god Osris was none other than Bael in disguise.
Here is the old photo of Bael.
And the drawing of what he saw as Bael in his astral projection.
All of the spirits have pictures of what they were represented as before, and what Donahue saw later.
Nevertheless there are 72 total. I will add a bit about who and what they were used for, and how they play in our culture/superstition/fairy-tales
Goetia: the Lesser Key of Solomon the King
About The Goetia
The Goetia (pronounced Go-EY-sha) is Book 1 of the Lemegeton (Lesser Key of Solomon), a grimoire that circulated in the 17th century and is penned in
the name of King Solomon. This translation/compilation comes from SL MacGregor Mathers in 1904.
According to kabbalah scholar, Gershom Scholem, the text was not originally Jewish and was only translated into Hebrew in th 17th century. He
describes the book as "a melange of Jewish, Christian, and Arab elements in which the kabbalistic component was practically nil." (Scholem,
Many of the demons found in the Goetia were initially published in the 16th century by Johann Wier. Curiously, a handful were left out. The Goetia
also uses some of Collin de Plancy's Dictionnaire Infernal illustrations.
Now the reason that I find this so fascinating is that we are basically taught NO MATTER WHO YOU ARE, that there is good and bad, and though some of
us may only see that as feelings and actions by the individual... some have put names and faces to the "evil".
As an added bonus, I thought I would add this.

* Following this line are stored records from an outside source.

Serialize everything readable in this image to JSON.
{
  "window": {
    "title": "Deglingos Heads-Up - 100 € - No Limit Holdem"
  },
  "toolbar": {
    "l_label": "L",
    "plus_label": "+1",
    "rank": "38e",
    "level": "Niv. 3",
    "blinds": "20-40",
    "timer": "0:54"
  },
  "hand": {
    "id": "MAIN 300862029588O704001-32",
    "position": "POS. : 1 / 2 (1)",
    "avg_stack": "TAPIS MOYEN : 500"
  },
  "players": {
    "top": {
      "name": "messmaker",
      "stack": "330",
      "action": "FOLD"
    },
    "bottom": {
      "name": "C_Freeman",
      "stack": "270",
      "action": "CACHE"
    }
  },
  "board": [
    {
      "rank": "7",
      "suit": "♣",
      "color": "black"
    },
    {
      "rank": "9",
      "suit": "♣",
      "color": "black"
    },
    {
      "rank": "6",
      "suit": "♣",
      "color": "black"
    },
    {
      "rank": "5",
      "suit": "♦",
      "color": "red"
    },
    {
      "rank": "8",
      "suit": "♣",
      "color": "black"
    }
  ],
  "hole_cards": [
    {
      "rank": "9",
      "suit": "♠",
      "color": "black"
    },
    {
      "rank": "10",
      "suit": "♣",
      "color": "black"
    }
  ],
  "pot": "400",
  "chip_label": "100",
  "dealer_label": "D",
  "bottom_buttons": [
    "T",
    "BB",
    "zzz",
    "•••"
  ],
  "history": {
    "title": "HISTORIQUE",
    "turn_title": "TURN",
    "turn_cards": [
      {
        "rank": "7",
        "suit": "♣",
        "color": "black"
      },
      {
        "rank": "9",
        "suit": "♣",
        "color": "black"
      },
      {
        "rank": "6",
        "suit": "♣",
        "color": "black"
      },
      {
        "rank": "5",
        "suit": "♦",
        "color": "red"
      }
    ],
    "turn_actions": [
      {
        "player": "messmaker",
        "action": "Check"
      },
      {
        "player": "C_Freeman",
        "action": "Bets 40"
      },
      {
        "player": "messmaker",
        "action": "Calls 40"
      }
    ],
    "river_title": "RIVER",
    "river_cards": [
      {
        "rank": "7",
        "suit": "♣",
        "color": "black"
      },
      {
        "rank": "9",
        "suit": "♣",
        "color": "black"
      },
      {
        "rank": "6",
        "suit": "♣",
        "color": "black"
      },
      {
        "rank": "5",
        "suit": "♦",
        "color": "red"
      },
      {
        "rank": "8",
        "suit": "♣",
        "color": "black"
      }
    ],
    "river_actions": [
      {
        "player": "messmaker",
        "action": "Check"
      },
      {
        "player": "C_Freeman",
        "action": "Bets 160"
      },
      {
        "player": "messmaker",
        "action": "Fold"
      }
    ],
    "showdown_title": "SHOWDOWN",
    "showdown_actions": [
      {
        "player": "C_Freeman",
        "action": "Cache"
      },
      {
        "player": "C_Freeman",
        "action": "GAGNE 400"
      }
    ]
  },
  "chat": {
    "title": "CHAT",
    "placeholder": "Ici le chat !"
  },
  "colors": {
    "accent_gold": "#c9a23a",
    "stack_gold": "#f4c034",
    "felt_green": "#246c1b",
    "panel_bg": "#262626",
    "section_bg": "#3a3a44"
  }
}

Also from the Dark Lodge, here's a nifty PDF (45KB) listing the goetic demons by rank, metal, color, planet & incense.
Just to add that "Dark Lodge" is a personal group, and has an age restriction, so I will not add a link, if someone is interested they can find them

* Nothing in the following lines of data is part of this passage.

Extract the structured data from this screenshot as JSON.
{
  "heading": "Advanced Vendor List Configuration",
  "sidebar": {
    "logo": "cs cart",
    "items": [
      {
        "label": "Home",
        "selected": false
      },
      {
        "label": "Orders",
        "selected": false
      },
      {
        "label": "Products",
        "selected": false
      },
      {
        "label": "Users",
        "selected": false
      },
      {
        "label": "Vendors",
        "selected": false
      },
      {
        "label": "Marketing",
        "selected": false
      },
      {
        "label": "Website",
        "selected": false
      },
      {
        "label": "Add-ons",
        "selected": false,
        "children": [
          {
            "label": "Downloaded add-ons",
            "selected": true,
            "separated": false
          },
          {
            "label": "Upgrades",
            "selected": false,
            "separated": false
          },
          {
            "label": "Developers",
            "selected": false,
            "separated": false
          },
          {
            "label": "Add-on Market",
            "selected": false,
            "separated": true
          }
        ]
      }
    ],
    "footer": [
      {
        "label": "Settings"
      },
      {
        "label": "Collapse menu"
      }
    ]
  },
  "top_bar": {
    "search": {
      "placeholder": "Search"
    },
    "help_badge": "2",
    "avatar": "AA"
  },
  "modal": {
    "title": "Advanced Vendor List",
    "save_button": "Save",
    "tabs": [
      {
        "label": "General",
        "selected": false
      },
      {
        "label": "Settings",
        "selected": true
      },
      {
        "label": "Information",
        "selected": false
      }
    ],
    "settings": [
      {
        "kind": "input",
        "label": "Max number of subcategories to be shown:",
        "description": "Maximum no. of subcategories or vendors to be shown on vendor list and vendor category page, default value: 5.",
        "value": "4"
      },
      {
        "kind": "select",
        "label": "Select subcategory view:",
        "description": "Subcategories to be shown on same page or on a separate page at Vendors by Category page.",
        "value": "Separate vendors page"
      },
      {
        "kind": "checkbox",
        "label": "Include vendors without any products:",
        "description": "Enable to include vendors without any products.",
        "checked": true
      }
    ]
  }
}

easily on the web.
Also the book can be read here by chapter.
The Lesser Key of Solomon
S.L. MacGregor Mathers and Aleister Crowley

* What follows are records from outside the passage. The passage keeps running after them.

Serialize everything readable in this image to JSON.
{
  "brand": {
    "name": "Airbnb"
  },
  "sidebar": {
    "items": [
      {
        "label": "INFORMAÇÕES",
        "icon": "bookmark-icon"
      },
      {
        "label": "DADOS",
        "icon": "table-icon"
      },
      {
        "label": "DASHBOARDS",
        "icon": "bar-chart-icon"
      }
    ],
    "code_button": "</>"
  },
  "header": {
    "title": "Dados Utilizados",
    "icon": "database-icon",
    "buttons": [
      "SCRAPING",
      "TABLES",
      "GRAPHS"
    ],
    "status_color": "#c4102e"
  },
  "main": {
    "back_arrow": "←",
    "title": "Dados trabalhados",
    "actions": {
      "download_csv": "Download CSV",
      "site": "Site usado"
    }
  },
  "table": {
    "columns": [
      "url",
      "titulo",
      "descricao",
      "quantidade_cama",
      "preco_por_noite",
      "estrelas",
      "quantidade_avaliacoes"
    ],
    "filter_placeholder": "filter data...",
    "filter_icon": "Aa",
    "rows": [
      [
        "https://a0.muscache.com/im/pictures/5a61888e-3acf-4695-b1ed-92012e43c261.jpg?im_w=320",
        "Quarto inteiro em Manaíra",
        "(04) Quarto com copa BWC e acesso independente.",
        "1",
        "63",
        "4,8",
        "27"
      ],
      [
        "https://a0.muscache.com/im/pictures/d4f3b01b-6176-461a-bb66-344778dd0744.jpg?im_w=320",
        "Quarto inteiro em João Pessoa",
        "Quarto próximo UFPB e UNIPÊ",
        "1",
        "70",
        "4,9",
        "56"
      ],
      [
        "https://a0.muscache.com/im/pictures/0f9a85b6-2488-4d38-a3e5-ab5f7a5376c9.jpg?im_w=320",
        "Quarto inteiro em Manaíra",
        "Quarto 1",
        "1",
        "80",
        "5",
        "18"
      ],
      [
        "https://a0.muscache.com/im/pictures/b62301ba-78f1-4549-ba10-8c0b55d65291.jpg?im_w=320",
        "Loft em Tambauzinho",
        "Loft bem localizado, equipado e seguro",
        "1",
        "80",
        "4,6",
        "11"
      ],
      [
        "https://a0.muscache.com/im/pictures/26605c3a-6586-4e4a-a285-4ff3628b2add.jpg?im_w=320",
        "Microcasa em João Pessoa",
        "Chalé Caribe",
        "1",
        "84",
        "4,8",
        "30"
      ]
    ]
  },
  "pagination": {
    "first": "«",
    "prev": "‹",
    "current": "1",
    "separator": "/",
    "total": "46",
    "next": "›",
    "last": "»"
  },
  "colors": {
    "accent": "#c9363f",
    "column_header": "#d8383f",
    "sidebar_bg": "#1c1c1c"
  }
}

This edition of the Lesser Key of Solomon is based on manuscripts from the British Museum, edited by two prominent occultists. Although Mathers
took lead on the body of the text, Crowley's literary fingerprints are all over this book, such as the polite sniping at A.E. Waite, the Preliminary
Invocation, and the essay The Initiated Interpretation of Ceremonial Magic, which is classic Crowley.
This is a considerably cleaned up and modernized version of the Lesser Key, which is obviously intended to be used as a working document for serious
magicians, rather than a rigorous transcription of the source manuscripts. However, the information presented here dovetails with the other Goetic
grimoires and this version is considered one of the best of this literature.
I wanted to add that there are apparently 3 added at different times, and I wanted to be sure to show all of them. Here are the 2 different lists
provided by both Johann Wier (1583), and S. L. MacGregor Mathers (1904).
Comparison of Wier's Hierarchy with the Goetia
There are 3 more demons in the Goetia, but the list appears to contain the same names with the exception of Pruflas in Wier's heirarchy. The
picture of Purson in Mather's Goetia corresponds with Pruflas in the Dictionnaire Infernal, however, both Purson and Pruflas are listed in Wier's
list, but only Pruflas is listed in de Plancy's list. Thus there are 4 names on Mathers' list that do not correspond. Mathers lists Vassago, Seere,
Dantalion, & Andromalius. Of these, it may be possible that either Vassago or Seere correspond to Pruflas, as both command 26 legions.
edit on 9-11-2011 by NoRegretsEver because: trying to fix photos